But most faculty at SEAS and Harvard’s Computer Science department view the decision to take time off as a personal one. That decision might be motivated by a desire for an experience that Harvard cannot provide, rather than experience that Harvard has failed to provide. James H. Waldo, Harvard’s chief technical officer and a professor of the practice in computer science, works with students to develop independent projects in courses on distributed systems and privacy.
“I’ve surprised some students when they’ve come to me thinking of [withdrawing],” Waldo says. “I think they expect me to say ‘stay in school’ like a parent, but I generally don’t do that. I say, ‘If you think this is really interesting, go do it.’”
Waldo recognizes that working in the industry teaches students skills he could not possibly impart in the classroom. “Craftsmanship is learned by doing the craft, not teaching it,” he says. “I try to teach some of these things in my class, but how do you teach people to maintain a piece of software over several years in one course?”
Waldo, who designed software for Sun Microsystems Laboratories and Hewlett Packard before joining Harvard, argues that industry training is about experiential, not monetary, value. “There are much easier ways to get money if you’re a Harvard student than starting your own company,” he says. “But even students who come back after their company has crashed and burned—they’ve learned a lot.”
Bottino says that students who manage their time wisely can grow a company without dropping out, he would not discourage a student from taking time off if she came to the decision thoughtfully. “Harvard is fantastic in its liberal policy that you can come back at any time,” he says. “If you come to it as a reasonable decision, if you really want to do this, if now’s the time, if it’s just too hot, then yeah, take time off.”
Harry R. Lewis ’68, interim SEAS dean and a former dean of the College, also supports students of his considering leaving school. “There’s no downside risk,” he says. “If they are paying more attention to things other than Harvard at Harvard, go do the other thing for a while. So I don’t mind people leaving—the ones who don’t come back aren’t coming back because they’ve been very successful.”
He notes that popular portrayals of start-up culture often portray drop outs as defying or one-upping their former schools. “One of the things I found slightly curious is people who try to say, ‘Haha, we got you, so-and-so dropped out,’” he says. “People drop out all the time for all kinds of reasons.”
Like Jones, Lewis says he believes that students can manage companies without leaving school; in 2001, he pushed to rescind a rule that prohibited students from starting businesses in their dorm rooms.
Outside Whoop’s conference room, a glass door—also covered in equations—reveals a room full of coders hunched over their laptops. Upstairs, the hardware room is empty, save for a board labeled with the Whoop logo. They’re not company products, just props from a party the office hosted over the summer.
Capodilupo can’t show off the product he dropped out three years ago to create; he has to keep it under wraps before the spring launch. I can’t help but wonder whether he’s nervous—after so much time dedicated, an education halted. “The start-up world is a roller coaster,” Capodilupo says. “One week you’re on top of the world; the next week an investor pulls out.”

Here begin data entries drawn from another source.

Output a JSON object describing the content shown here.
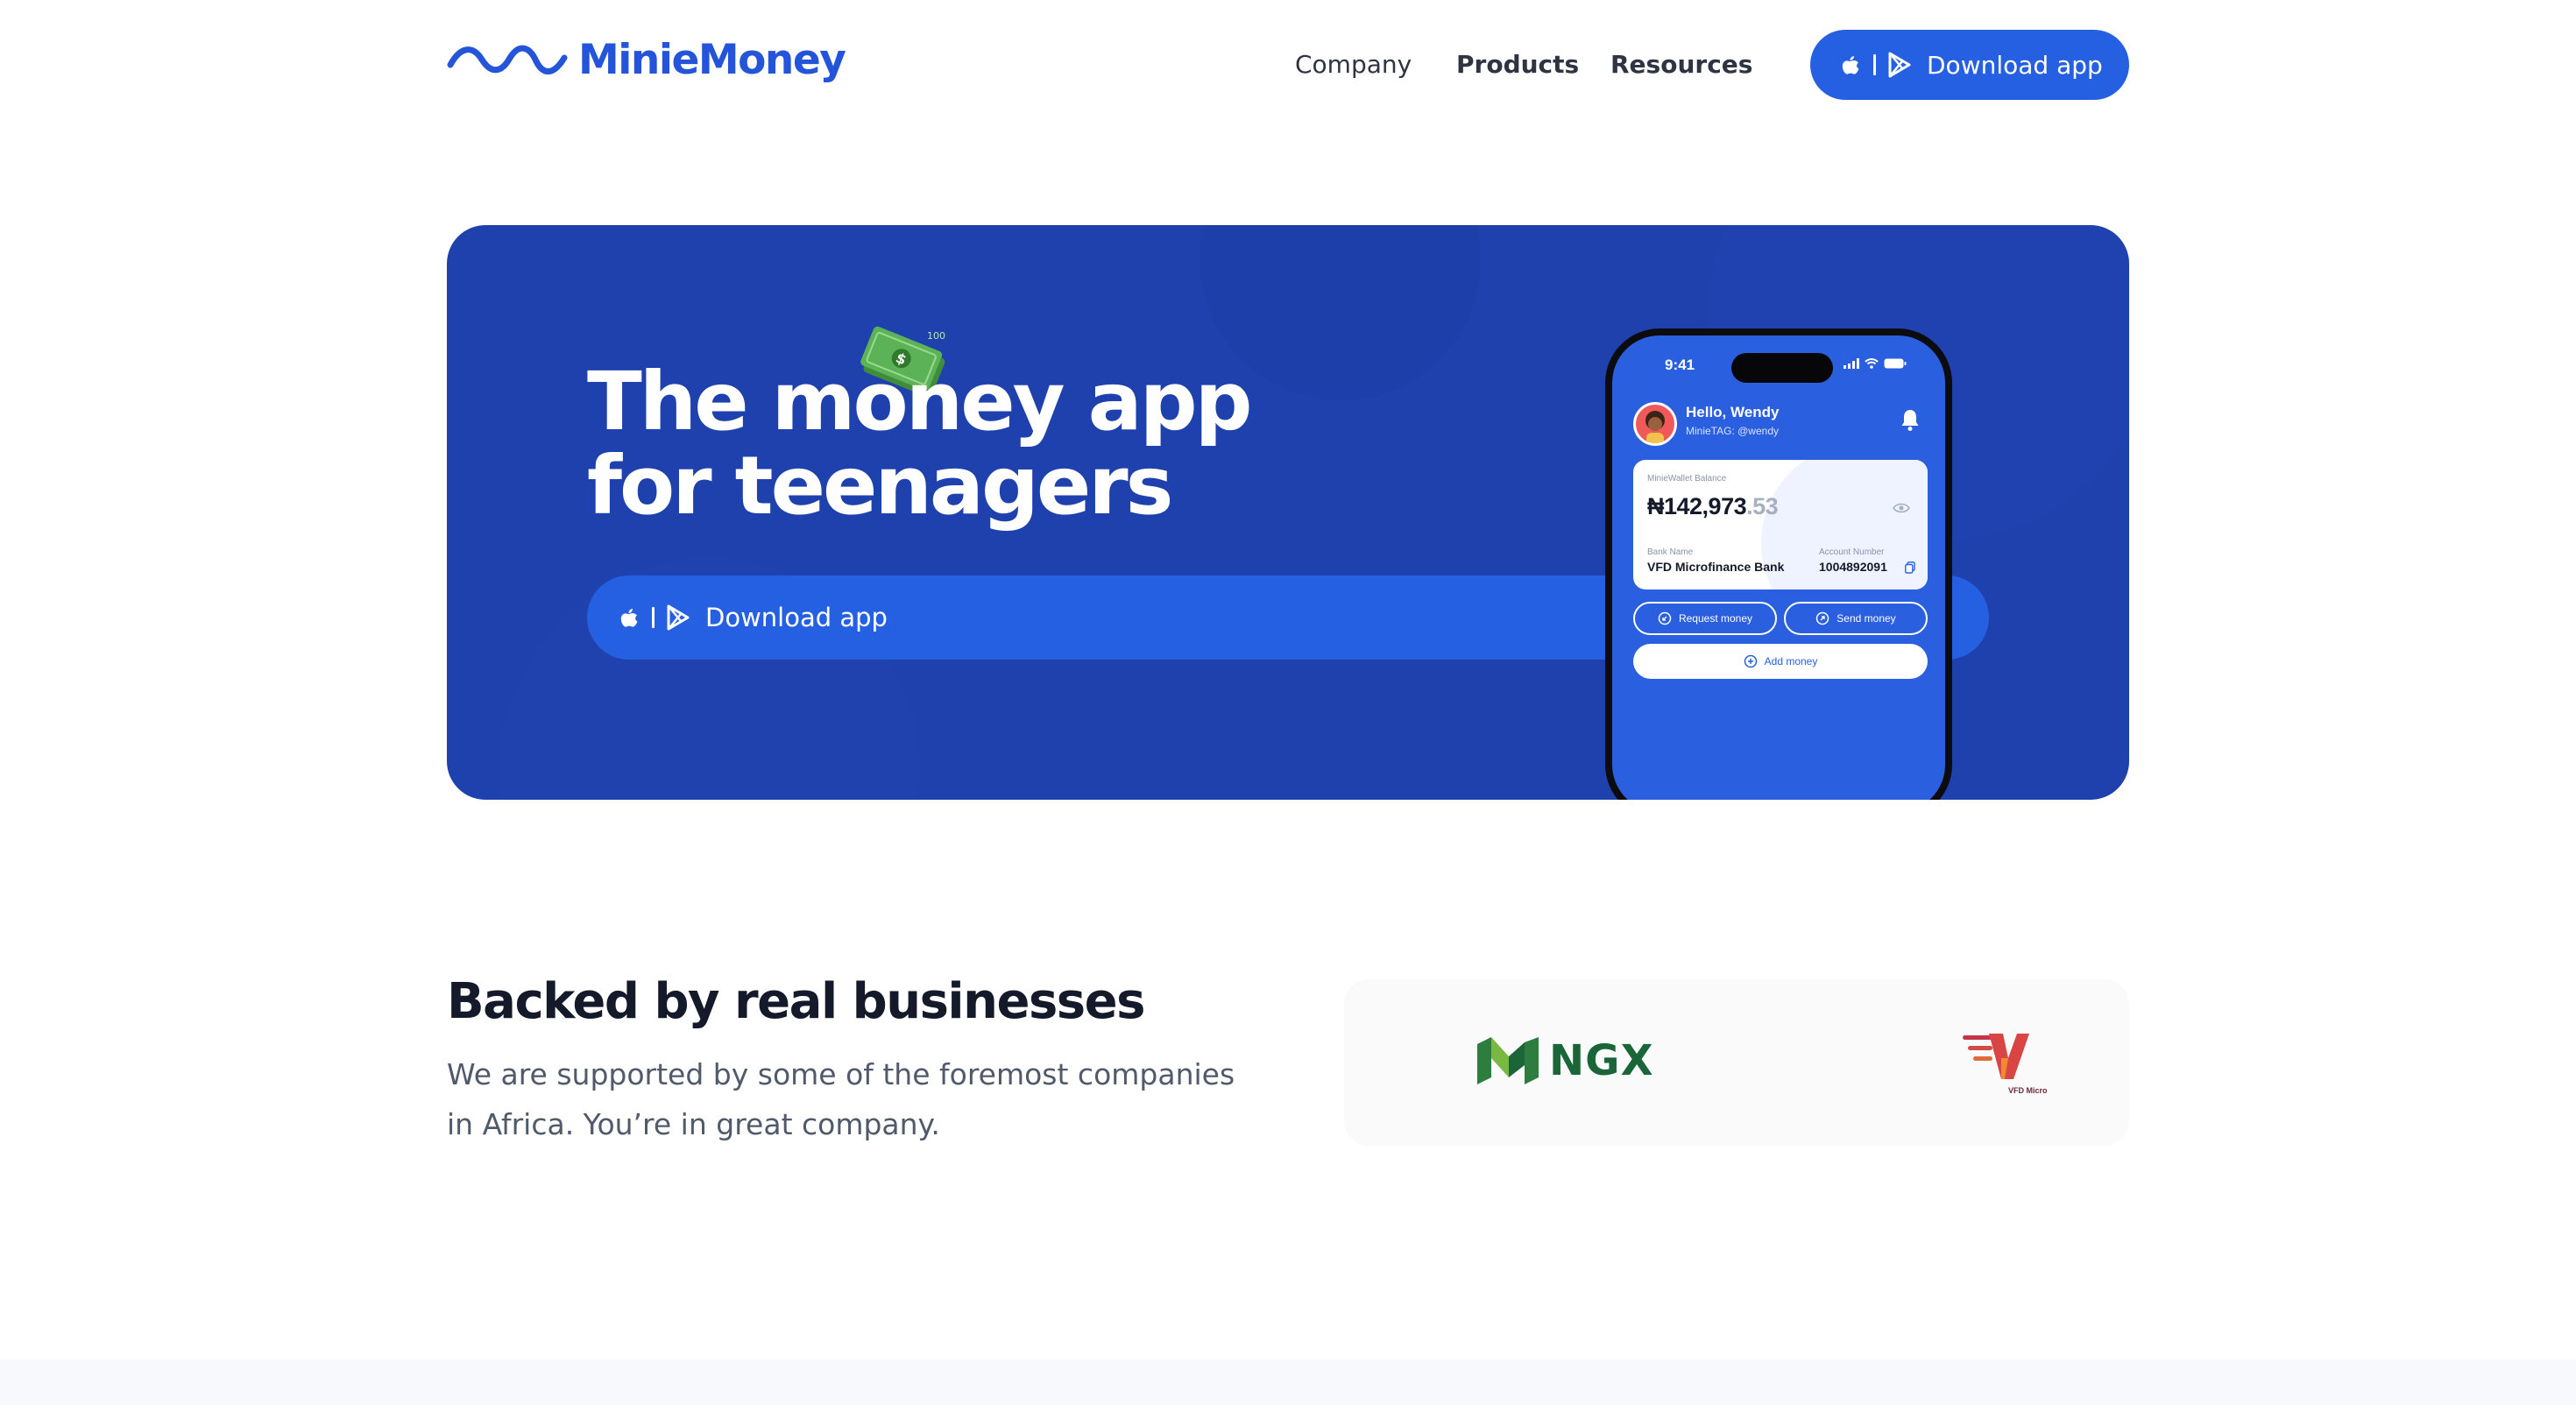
{
  "brand": {
    "name": "MinieMoney",
    "color": "#2354d9"
  },
  "nav": {
    "company": "Company",
    "products": "Products",
    "resources": "Resources"
  },
  "header_cta": {
    "label": "Download app",
    "separator": "|"
  },
  "hero": {
    "title": "The money app\nfor teenagers",
    "cta_label": "Download app",
    "cta_separator": "|",
    "background_color": "#1e41ad",
    "cta_color": "#2660e2"
  },
  "phone": {
    "time": "9:41",
    "greeting": "Hello, Wendy",
    "tag": "MinieTAG: @wendy",
    "wallet_label": "MinieWallet Balance",
    "balance_main": "₦142,973",
    "balance_decimal": ".53",
    "bank_name_label": "Bank Name",
    "bank_name": "VFD Microfinance Bank",
    "account_number_label": "Account Number",
    "account_number": "1004892091",
    "request_money": "Request money",
    "send_money": "Send money",
    "add_money": "Add money"
  },
  "backed": {
    "title": "Backed by real businesses",
    "subtitle": "We are supported by some of the foremost companies in Africa. You’re in great company."
  },
  "partners": {
    "ngx": "NGX",
    "vfd": "VFD Micro"
  }
}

Knowing the unstable nature of the job, did Capodilupo see dropping out as a big risk? Not really. “It was just a total thing to do in the tech world at Harvard,” he says.
On the salted and ice-hardened streets of Boston, Harvard’s campus is just a T-ride away. It’s separated from the city only by a narrow river, only by an iron gate.
This article has been revised to reflect the following correction:
CORRECTION: February 20, 2015
A previous version of this article incorrectly stated that Aaron Neuman works with the team behind start-up project GIFYouTube. In fact, while he previously worked on the project, he is no longer involved.